Hydroxychloroquine slowed development of renal damage in patients with systemic lupus erythematosus.
SAN FRANCISCO—Hydroxychloroquine, a low-risk and inexpensive generic drug originally used to treat malaria, may help prevent kidney damage in patients with systemic lupus erythematosus (SLE), according to new study findings presented here at the American College of Rheumatology (ACR) annual scientific meeting.
The drug was originally used to treat SLE-associated skin and joint problems. Previous studies have shown that hydroxychloroquine is also associated with decreased flares, reduction of overall damage, and better overall survival rates in SLE patients. Because the side effects with this agent are far less common and less serious than those from other drugs used to treat lupus, such as corticosteroids and immunosuppressants, researchers at the University of Alabama in Birmingham decided to investigate whether hydroxychloroquine could prevent renal damage in lupus patients.

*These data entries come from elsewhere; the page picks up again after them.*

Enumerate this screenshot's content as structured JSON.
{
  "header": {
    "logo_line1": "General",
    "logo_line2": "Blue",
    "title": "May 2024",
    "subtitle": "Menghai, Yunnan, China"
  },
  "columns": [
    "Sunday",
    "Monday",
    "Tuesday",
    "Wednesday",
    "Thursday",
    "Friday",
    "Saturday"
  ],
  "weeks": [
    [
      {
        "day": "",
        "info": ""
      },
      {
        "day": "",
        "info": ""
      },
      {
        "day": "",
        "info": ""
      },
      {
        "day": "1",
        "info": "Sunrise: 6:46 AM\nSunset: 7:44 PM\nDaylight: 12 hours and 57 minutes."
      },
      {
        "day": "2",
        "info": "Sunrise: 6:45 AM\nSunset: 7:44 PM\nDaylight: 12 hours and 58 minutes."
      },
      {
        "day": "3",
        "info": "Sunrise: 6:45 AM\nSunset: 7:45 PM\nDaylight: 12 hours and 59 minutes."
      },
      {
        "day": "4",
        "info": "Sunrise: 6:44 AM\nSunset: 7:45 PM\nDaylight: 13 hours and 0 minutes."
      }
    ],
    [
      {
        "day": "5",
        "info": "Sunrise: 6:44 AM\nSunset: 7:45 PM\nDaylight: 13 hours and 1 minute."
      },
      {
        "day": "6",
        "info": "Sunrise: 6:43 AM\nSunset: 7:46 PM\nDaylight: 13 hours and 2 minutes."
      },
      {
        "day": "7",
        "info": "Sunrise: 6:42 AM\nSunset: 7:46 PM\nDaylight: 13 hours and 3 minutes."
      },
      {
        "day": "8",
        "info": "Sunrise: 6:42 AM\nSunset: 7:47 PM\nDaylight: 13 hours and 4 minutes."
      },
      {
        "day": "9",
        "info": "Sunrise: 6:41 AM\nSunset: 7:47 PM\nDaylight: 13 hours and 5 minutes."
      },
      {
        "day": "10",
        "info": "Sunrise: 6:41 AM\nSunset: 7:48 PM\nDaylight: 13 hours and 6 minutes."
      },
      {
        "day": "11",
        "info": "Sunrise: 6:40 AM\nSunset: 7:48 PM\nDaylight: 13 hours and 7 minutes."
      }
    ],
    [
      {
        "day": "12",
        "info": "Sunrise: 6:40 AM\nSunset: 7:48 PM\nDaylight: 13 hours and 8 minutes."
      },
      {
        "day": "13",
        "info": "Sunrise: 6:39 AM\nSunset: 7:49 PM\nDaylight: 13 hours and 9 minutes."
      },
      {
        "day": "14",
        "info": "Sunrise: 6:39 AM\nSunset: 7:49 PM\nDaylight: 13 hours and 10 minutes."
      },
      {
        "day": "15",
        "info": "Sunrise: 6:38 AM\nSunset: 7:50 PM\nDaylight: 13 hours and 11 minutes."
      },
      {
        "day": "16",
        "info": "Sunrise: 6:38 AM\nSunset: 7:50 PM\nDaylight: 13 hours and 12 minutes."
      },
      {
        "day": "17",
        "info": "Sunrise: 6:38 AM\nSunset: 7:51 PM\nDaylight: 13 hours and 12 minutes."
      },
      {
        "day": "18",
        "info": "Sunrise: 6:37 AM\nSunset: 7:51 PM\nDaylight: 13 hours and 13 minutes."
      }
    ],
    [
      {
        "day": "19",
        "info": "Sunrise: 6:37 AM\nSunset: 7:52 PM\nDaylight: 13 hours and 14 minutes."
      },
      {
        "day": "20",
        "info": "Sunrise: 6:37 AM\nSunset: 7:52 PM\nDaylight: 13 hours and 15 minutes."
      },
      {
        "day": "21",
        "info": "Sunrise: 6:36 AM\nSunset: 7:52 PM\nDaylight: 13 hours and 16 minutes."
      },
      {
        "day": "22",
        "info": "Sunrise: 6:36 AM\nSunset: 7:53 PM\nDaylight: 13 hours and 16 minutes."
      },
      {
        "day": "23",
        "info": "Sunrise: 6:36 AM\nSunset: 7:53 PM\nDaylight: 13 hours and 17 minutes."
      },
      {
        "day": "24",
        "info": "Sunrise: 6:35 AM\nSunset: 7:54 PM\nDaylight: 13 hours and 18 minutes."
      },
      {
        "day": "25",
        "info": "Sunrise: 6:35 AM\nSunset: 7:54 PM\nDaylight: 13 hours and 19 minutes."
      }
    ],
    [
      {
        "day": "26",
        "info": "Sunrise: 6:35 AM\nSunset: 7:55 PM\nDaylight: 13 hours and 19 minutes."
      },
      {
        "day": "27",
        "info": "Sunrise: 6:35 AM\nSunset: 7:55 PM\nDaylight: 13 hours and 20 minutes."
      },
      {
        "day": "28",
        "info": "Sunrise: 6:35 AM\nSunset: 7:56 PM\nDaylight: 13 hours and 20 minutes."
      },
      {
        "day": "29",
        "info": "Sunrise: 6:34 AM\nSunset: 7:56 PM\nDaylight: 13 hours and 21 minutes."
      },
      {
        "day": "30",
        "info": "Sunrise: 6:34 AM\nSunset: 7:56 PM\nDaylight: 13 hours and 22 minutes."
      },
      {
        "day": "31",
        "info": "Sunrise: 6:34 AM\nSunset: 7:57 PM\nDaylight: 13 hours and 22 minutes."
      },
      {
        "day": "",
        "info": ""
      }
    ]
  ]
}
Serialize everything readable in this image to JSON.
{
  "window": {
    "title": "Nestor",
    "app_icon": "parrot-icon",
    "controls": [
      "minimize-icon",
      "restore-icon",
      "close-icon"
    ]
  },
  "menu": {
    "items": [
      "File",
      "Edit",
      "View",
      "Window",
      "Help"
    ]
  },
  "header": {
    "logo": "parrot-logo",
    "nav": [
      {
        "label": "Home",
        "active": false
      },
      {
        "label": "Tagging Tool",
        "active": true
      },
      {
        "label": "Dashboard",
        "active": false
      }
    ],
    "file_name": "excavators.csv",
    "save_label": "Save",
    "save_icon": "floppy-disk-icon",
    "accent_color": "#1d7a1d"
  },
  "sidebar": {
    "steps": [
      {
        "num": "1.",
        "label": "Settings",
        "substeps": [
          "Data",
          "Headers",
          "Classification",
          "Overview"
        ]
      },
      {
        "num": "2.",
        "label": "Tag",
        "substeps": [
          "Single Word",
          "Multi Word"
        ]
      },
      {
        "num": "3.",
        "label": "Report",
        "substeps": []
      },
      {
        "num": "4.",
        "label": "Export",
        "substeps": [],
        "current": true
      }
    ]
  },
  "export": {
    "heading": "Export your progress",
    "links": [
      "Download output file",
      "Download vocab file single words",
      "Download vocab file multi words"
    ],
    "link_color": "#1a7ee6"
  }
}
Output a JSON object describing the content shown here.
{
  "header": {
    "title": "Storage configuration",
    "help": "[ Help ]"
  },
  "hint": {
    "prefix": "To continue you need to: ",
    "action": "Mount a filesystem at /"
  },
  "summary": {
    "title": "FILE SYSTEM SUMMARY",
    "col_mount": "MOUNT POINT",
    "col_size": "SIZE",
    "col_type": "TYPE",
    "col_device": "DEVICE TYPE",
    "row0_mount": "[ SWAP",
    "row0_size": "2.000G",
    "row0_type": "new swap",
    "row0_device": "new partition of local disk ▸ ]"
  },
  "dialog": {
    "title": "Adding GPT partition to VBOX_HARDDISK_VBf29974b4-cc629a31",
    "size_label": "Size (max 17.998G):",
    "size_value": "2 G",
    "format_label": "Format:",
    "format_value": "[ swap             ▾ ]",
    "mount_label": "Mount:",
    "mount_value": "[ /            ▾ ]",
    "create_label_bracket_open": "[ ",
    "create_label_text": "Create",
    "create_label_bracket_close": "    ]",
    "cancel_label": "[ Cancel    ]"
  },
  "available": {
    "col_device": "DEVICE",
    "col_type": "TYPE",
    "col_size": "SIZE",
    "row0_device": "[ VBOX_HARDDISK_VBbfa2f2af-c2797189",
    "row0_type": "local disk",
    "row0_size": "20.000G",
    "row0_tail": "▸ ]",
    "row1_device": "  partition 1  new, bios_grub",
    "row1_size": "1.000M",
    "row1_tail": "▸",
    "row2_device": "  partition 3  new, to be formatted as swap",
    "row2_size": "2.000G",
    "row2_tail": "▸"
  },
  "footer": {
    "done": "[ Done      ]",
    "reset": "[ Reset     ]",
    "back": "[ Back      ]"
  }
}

The study enrolled 582 African American, Caucasian, and Hispanic American SLE patients aged 16 years or older who had suffered from the disease for less than five years, but the researchers focused only on the 203 subjects who had lupus nephritis at baseline. The investigators looked at how soon renal damage occurred in those who took hydroxychloroquine (161 patients) compared with those who did not (42 patients). After adjusting for all of the variables that differed between the two groups, renal damage took much longer to occur in the hydroxychloroquine users than in the non-users.
“The data presented, taken in conjunction with those previously reported by others, suggest that if renal damage is to be prevented, hydroxychloroquine should be prescribed to all lupus patients very early in the course of the disease,” said lead investigator Guillermo Pons-Estel, MD, a rheumatology fellow at the University of Alabama at Birmingham.
“This practice will have a direct impact not only on the lives of patients with SLE but also on society given the costs associated with … renal damage in these patients.”
Hydroxychloroquine, which costs only about $50 a month, has been associated with very few side effects, the researchers said, so they believe it may be important in preventing renal damage in this patient population. Properly monitored, this medication is quite safe, they noted.
“This medication should be used in a more generous way in all patients with lupus to try to prevent this negative effect,” study co-investigator Graciela S. Alarcón, MD, MPH, told Renal & Urology News. “Hydroxychloroquine has been used since the 1950s. It has been shown to be very safe, with only a small risk for optical side effects [optical lesions]. In 35 years as a rheumatologist, I have never seen anyone go blind from using [hydroxychloroquine].”
Dr. Alarcón, who is a professor of medicine at the University of Alabama at Birmingham, said all patients on this medication should have a vision exam once a year as a precaution.
In a separate study presented at the ACR meeting, researchers at the Geisinger Health System in Danville, Pa., found that hydroxychloroquine may prevent development of diabetes in patients with rheumatoid arthritis (RA). Last year, a study published in the Journal of the American Medical Association (2007;298:187-193) showed a 77% decrease in the incidence of diabetes in RA patients taking hydroxychloroquine for more than four years.
The Geisinger investigators studied 1,824 RA patients who had two or more office visits with a rheumatologist between September 2000 and February 2008. The patients had a mean age of 62.4 years; 74% were female and 97% were Caucasian.
Study participants were divided into two groups: 489 had previously taken hydroxychloroquine and 1,335 had not. The rate of newly diagnosed diabetes cases among hydroxychloroquine users was about half the rate observed in nonusers (17.2 vs. 33.8 new cases per 1,000 people per year). After adjusting for demographics; BMI; disease severity; and use of steroids, methotrexate, and tumor necrosis factor inhibitors, subjects who had ever used hydroxychloroquine had a 53% reduction in the risk of developing diabetes.
The researchers said they do not know what mechanism of action underlies this protective effect, but they believe that it could be related to hydroxychloroquine’s immune-modulating effects and its possible favorable effects on glucose metabolism.
“Given the favorable safety profile and low cost of this generic medication, these findings may have implications for use of hydroxychloroquine to prevent diabetes in other high-risk groups,” said lead investigator Androniki Bili, MD, MPH, an attending rheumatologist at Geisinger.